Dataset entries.
>>>

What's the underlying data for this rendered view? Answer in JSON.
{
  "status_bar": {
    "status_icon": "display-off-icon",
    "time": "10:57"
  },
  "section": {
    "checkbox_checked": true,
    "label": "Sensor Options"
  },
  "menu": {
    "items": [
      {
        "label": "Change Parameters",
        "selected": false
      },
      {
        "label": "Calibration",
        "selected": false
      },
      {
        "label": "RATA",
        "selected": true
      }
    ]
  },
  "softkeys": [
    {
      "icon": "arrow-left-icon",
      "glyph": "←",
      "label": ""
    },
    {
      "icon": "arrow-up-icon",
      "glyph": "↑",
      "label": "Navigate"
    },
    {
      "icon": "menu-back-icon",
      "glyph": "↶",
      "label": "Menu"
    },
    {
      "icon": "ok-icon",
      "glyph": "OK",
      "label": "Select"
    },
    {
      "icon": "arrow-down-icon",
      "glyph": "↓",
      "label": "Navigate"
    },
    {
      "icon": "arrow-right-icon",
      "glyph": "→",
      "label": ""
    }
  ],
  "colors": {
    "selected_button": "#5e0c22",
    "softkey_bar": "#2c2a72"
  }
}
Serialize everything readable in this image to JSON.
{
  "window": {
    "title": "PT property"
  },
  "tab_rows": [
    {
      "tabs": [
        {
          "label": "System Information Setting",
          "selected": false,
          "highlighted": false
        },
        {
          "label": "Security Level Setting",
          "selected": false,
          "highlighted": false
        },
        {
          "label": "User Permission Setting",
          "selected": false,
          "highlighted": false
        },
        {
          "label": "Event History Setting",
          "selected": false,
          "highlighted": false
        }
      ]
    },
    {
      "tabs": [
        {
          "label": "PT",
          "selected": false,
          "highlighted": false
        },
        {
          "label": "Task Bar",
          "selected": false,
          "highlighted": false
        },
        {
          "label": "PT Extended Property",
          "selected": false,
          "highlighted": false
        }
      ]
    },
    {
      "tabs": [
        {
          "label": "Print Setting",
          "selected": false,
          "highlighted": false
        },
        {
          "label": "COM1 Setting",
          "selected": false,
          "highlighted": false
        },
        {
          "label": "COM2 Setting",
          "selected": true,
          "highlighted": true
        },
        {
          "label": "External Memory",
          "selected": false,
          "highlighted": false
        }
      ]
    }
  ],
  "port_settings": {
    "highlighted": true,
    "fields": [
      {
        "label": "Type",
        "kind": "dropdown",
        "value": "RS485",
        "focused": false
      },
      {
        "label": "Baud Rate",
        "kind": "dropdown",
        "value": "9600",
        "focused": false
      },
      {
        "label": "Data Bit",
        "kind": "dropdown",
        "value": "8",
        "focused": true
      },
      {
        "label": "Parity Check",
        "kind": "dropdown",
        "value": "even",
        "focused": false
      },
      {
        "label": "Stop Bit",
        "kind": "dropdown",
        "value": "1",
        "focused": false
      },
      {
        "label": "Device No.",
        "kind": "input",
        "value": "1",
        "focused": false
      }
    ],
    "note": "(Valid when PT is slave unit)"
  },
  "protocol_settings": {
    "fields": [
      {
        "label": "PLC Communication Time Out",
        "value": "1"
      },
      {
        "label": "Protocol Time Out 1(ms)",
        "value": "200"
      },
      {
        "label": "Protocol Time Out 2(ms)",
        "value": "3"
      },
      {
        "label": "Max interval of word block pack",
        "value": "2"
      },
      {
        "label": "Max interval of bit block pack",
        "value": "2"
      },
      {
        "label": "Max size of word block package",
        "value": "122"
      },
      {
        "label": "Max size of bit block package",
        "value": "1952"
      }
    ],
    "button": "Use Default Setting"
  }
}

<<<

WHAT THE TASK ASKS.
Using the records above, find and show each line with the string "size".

SOLUTION FOR THIS TASK.
        "label": "Max size of word block package",
        "label": "Max size of bit block package",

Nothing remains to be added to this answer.